How much can I earn?
There is no limit to the amount of income that you can earn while you're bankrupt. There is also no limit to the amount you can save during your bankruptcy. However, if your after-tax income exceeds a set amount, you may have to make compulsory payments. This amount changes with how many dependants you have.
What are contributions?
If your trustee determines you are earning over the income set amount, they'll ask you to pay income contributions. Contributions is the word we often use for compulsory payments from your income.
Your trustee can use these contributions to help repay your debts. Your trustee will notify you how and when you need to make payments. Compulsory income payments are:
- 50% of the amount you earn above the income threshold (set amount)
- paid by you to your trustee, and may go towards your creditors
- calculated by your trustee to determine the amount you need to pay, if any.
If you have any enquiries about these payments, contact your trustee.
For more information see: Official Trustee Practice Statement 1 - Income contributions.
Estimate income contributions
Use our income contributions calculator to estimate the annual contribution you may need to pay under bankruptcy
Can I keep cash or money in a bank account?
The trustee can take any cash or money you have in a bank account at the date of bankruptcy.
During your bankruptcy, you can keep income that you save. However, if your after-tax income exceeds a set amount, you may have to make compulsory payments. This amount changes with how many dependants you have.
While you can keep income you earn after your date of bankruptcy, you can’t keep any property or assets purchased with this money.
Can I apply for government student loans?
Yes. Contact Study Assist to confirm your eligibility. If you apply for credit over a set amount, you need to disclose that you are bankrupt.
Will bankruptcy affect my family tax benefits?
No. They don't form part of your income assessment for compulsory payments.
Can I apply for Centrelink benefits?
Yes. Contact Centrelink directly to confirm your eligibility.
Is my spouse's income affected?
The trustee can only use your income to assess whether you need to make compulsory payments.
Can I keep my job if I'm bankrupt?

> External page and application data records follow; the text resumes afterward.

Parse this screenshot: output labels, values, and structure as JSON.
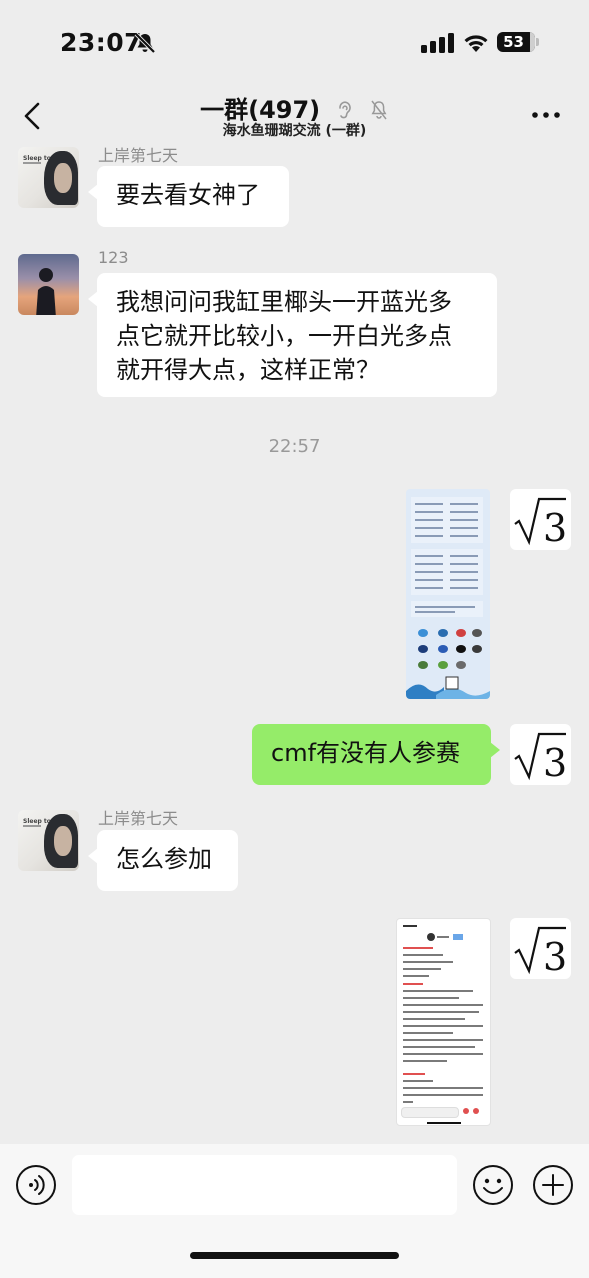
{
  "status_bar": {
    "time": "23:07",
    "battery": "53",
    "icons": [
      "bell-slash-icon",
      "signal-icon",
      "wifi-icon",
      "battery-icon"
    ]
  },
  "header": {
    "title": "一群(497)",
    "subtitle": "海水鱼珊瑚交流 (一群)",
    "icons": [
      "back-icon",
      "ear-icon",
      "bell-slash-icon",
      "more-icon"
    ]
  },
  "messages": [
    {
      "type": "text",
      "side": "left",
      "sender": "上岸第七天",
      "text": "要去看女神了"
    },
    {
      "type": "text",
      "side": "left",
      "sender": "123",
      "lines": [
        "我想问问我缸里椰头一开蓝光多",
        "点它就开比较小，一开白光多点",
        "就开得大点，这样正常？"
      ]
    },
    {
      "type": "timestamp",
      "text": "22:57"
    },
    {
      "type": "image",
      "side": "right",
      "description_icon": "poster-image"
    },
    {
      "type": "text",
      "side": "right",
      "text": "cmf有没有人参赛"
    },
    {
      "type": "text",
      "side": "left",
      "sender": "上岸第七天",
      "text": "怎么参加"
    },
    {
      "type": "image",
      "side": "right",
      "description_icon": "screenshot-image"
    }
  ],
  "colors": {
    "background": "#ededed",
    "bubble_self": "#95ec69",
    "bubble_other": "#ffffff",
    "input_bar": "#f7f7f7"
  }
}
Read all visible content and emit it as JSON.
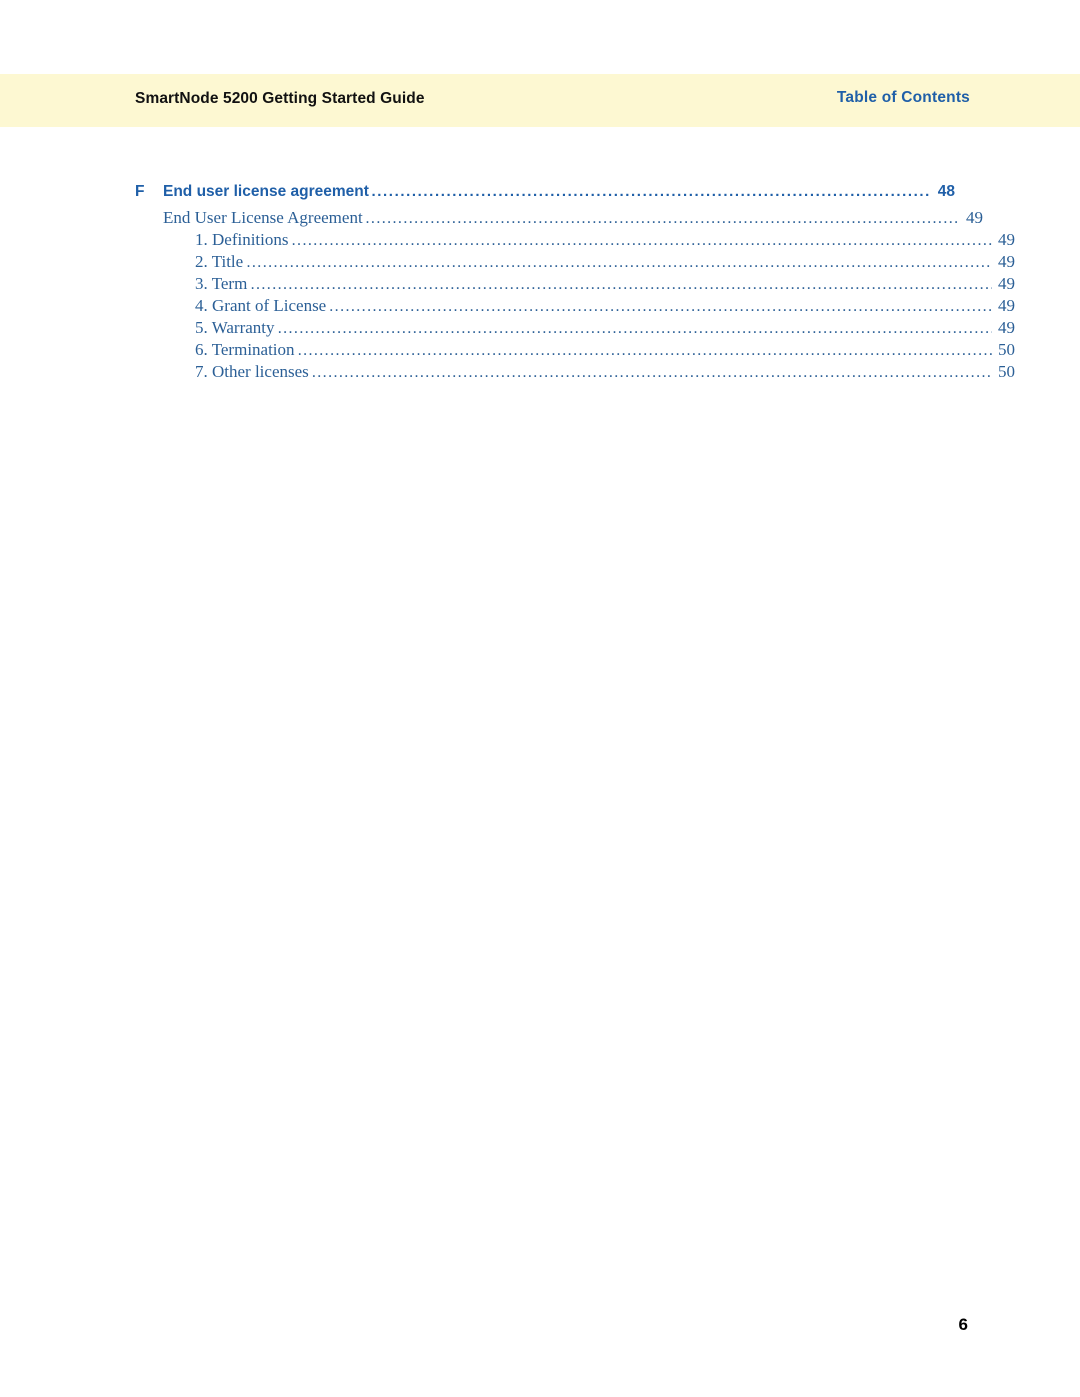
{
  "header": {
    "doc_title": "SmartNode 5200 Getting Started Guide",
    "section_label": "Table of Contents",
    "band_color": "#fdf8d2",
    "accent_color": "#1f5fa8"
  },
  "toc": {
    "entries": [
      {
        "level": 0,
        "letter": "F",
        "title": "End user license agreement",
        "page": "48"
      },
      {
        "level": 1,
        "letter": "",
        "title": "End User License Agreement",
        "page": "49"
      },
      {
        "level": 2,
        "letter": "",
        "title": "1. Definitions",
        "page": "49"
      },
      {
        "level": 2,
        "letter": "",
        "title": "2. Title",
        "page": "49"
      },
      {
        "level": 2,
        "letter": "",
        "title": "3. Term",
        "page": "49"
      },
      {
        "level": 2,
        "letter": "",
        "title": "4. Grant of License",
        "page": "49"
      },
      {
        "level": 2,
        "letter": "",
        "title": "5. Warranty",
        "page": "49"
      },
      {
        "level": 2,
        "letter": "",
        "title": "6. Termination",
        "page": "50"
      },
      {
        "level": 2,
        "letter": "",
        "title": "7. Other licenses",
        "page": "50"
      }
    ]
  },
  "footer": {
    "page_number": "6"
  }
}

Bankruptcy doesn't stop you from working and normally we won't tell your employer you are bankrupt. However there are some restrictions to be aware of:
- Some professional or licensing bodies impose restrictions in some trades or professions. Contact them directly to ask if restrictions apply.
- There may be limitations to operating as a sole trader.
- You can't manage a trust account e.g. as a solicitor or accountant.
- You can’t be a director of a company or manage a company unless you have the permission of the court.
- You may not be able to hold certain public positions (e.g. senator or member of parliament).
Common professions that bankruptcy may affect are listed under employment restrictions.
Can I still be director of a company?
Not during bankruptcy. You are also unable to manage a company unless you have the permission of a court. For further company related enquiries, contact the Australian Securities and Investment Commission (ASIC).
Can I run my own business?
Yes; however, you may face some restrictions. If you're a sole trader, it's your responsibility to make sure you fulfil your bankruptcy obligations.
Your business name should contain your full name. This allows people to search for your name on the National Personal Insolvency Index (NPII) if they choose.
If your business name doesn't contain your full name, you must tell all people you do business with that you're bankrupt.
For example: David Smith is currently bankrupt. He has a sole trader business as a plumber. If his business name is 'Dave’s Speedy Plumbing', he must tell his clients that he's bankrupt. If his business name is 'David Smith Plumbing', he wouldn't need to tell anyone because it contains his full name.
Discuss this further with your trustee if you're unsure of your obligations.
Direct queries regarding your Australian Business Number (ABN) to the Australian Taxation Office (ATO).
If you have another type of company (ending in Pty Ltd) contact the Australian Securities and Investment Commission (ASIC).